[DATA UNDER STUDY — start]
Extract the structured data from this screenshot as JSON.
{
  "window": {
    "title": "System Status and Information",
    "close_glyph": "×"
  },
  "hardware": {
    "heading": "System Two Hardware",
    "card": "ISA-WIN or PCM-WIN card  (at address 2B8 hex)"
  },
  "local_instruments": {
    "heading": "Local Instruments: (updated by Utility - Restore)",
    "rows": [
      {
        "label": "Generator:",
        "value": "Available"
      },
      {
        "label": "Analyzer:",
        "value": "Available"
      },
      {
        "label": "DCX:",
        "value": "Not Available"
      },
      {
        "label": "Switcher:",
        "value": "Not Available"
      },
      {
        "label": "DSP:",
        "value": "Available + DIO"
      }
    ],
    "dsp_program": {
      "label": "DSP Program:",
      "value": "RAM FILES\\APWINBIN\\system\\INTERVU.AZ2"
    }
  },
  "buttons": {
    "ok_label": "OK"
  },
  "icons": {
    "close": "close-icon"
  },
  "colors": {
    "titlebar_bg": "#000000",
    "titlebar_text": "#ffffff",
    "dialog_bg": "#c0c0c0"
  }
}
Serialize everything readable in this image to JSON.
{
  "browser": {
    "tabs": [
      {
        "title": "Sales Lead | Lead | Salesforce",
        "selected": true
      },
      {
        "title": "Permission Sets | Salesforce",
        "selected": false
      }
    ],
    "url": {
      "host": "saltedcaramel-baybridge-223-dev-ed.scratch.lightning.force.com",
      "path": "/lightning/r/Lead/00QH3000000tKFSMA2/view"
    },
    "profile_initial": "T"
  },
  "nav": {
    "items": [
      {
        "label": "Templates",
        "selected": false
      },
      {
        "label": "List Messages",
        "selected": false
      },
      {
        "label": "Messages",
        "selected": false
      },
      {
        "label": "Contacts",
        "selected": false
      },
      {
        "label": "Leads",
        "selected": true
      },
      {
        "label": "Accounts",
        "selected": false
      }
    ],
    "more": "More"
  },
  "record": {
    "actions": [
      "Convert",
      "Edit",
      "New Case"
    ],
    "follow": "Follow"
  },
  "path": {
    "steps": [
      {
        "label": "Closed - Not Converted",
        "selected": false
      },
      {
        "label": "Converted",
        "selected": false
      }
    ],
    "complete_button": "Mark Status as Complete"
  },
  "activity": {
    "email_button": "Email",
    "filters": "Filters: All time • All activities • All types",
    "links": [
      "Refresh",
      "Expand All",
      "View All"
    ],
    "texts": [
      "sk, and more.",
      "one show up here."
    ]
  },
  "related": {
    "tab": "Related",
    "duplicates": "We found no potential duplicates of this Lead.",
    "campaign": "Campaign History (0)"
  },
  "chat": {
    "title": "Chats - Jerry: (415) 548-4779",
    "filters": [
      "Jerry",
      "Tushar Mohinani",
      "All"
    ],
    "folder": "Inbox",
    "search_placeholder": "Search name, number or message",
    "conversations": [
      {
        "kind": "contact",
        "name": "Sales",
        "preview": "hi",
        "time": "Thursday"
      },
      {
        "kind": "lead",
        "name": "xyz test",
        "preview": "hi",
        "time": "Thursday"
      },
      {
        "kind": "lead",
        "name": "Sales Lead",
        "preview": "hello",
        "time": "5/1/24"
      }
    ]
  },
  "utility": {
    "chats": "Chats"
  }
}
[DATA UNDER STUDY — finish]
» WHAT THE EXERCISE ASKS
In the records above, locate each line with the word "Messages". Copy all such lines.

» SOLUTION TO THE EXERCISE
        "label": "List Messages",
        "label": "Messages",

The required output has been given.